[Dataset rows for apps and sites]
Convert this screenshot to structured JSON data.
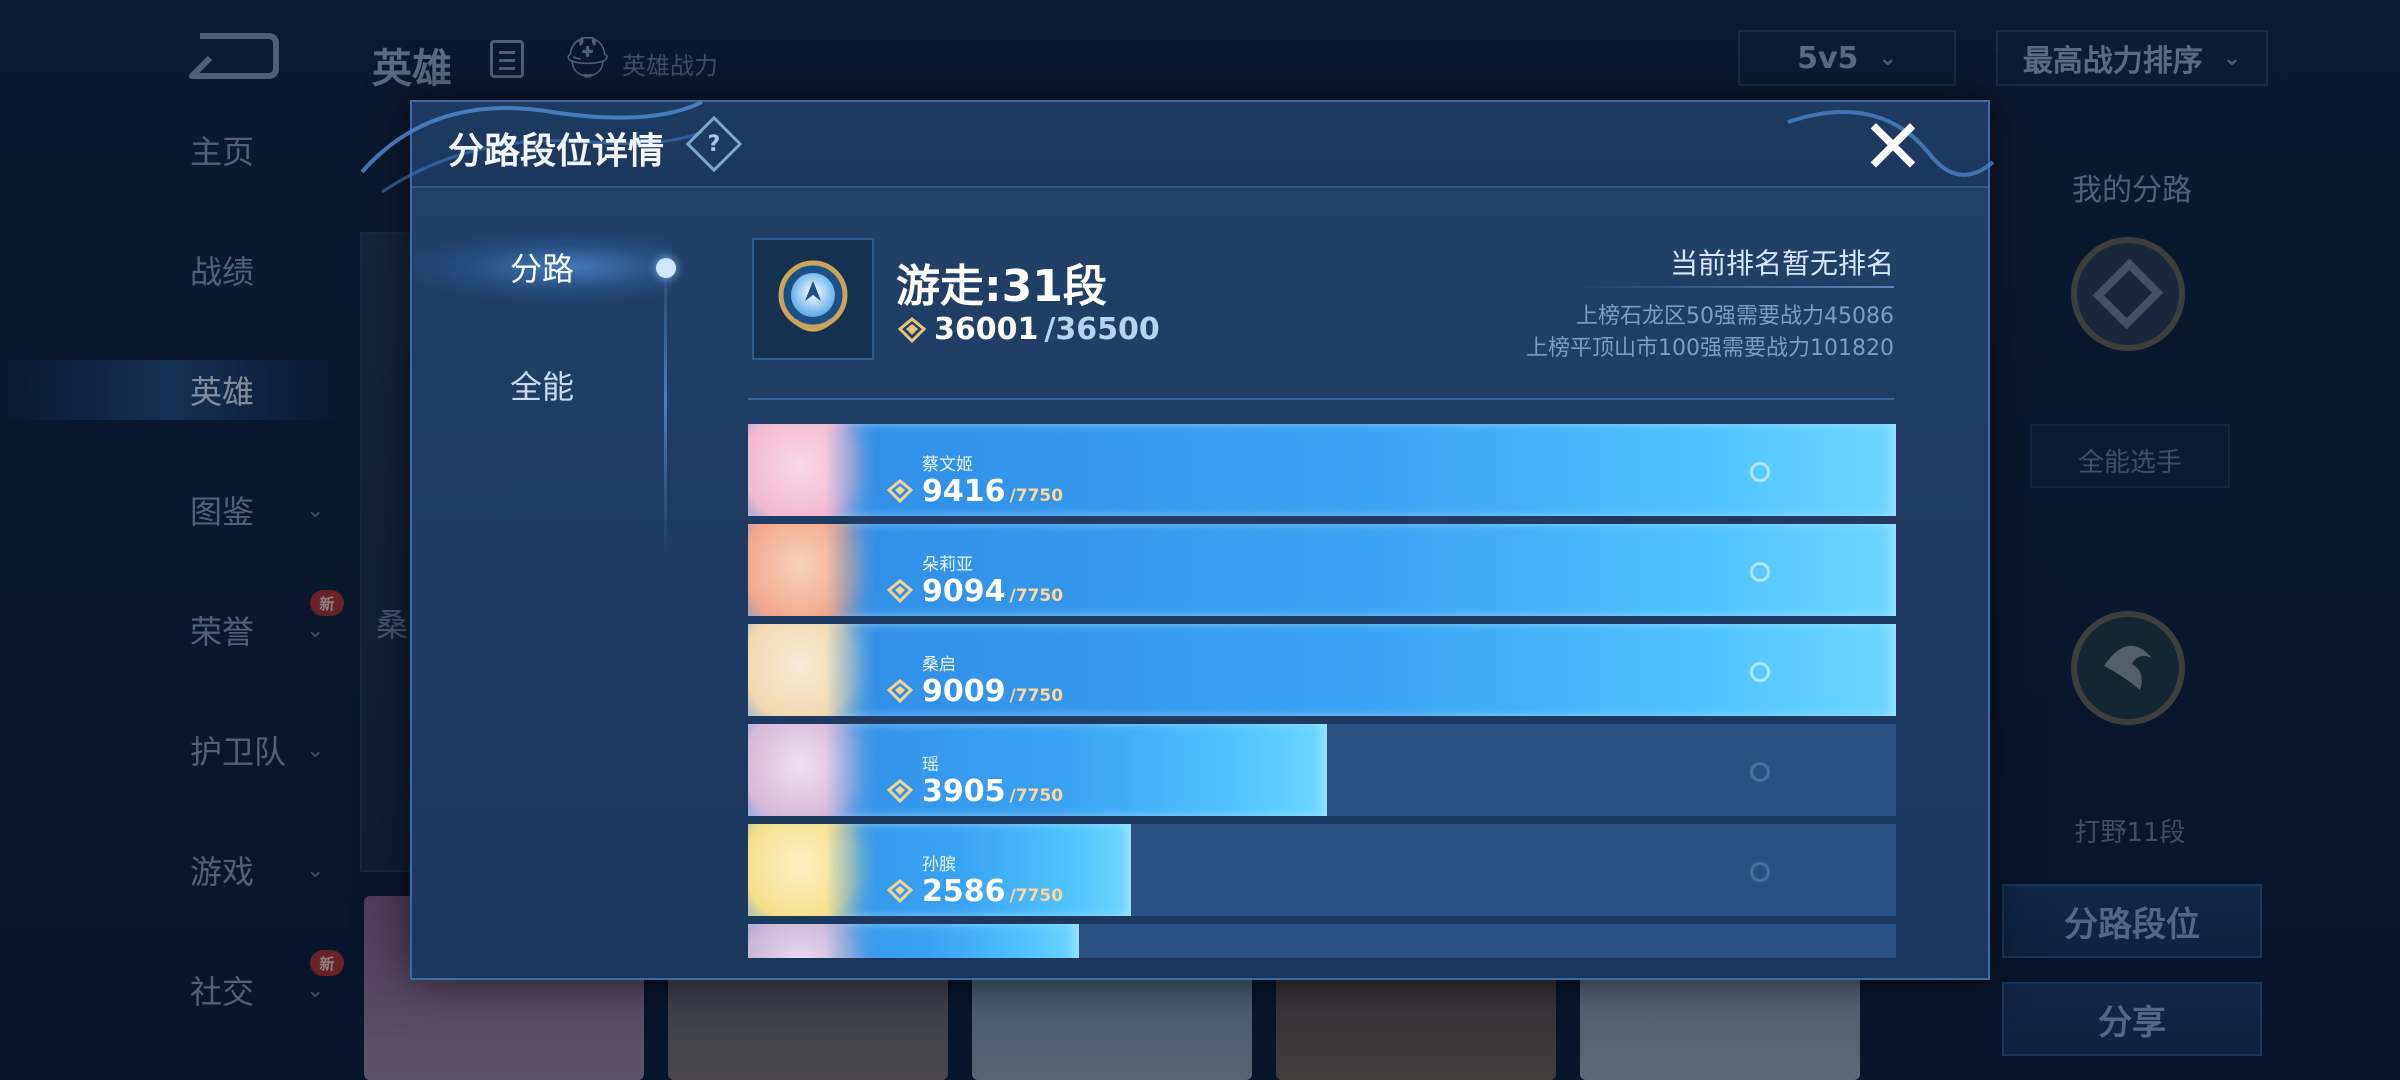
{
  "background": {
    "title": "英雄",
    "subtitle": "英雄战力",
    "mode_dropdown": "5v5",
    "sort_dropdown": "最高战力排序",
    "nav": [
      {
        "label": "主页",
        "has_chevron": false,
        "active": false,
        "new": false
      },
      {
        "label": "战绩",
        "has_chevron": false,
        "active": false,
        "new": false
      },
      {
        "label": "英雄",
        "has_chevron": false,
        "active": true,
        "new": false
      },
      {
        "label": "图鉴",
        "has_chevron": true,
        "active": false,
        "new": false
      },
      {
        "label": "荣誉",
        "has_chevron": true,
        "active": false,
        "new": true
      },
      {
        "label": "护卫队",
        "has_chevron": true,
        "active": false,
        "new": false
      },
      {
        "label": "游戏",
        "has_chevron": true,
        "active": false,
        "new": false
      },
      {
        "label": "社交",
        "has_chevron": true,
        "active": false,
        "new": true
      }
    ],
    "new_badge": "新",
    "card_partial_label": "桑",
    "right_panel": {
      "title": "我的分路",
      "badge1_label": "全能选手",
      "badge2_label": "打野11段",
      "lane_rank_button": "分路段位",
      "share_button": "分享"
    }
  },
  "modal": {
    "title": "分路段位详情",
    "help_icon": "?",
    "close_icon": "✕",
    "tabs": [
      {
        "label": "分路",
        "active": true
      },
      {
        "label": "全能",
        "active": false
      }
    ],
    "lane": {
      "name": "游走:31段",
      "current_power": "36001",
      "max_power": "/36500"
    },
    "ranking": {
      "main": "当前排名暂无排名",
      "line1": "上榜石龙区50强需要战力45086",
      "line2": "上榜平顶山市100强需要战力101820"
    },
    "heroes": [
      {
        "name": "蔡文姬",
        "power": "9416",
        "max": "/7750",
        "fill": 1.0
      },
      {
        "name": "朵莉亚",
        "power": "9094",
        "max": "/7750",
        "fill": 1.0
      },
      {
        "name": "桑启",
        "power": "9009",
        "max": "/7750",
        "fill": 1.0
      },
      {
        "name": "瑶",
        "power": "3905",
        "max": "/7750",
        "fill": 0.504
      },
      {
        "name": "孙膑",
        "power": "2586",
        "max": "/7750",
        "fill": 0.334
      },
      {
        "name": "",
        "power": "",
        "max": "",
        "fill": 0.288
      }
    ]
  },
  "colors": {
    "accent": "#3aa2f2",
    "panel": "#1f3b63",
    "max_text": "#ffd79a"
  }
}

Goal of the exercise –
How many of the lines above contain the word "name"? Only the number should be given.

Response for this exercise –
7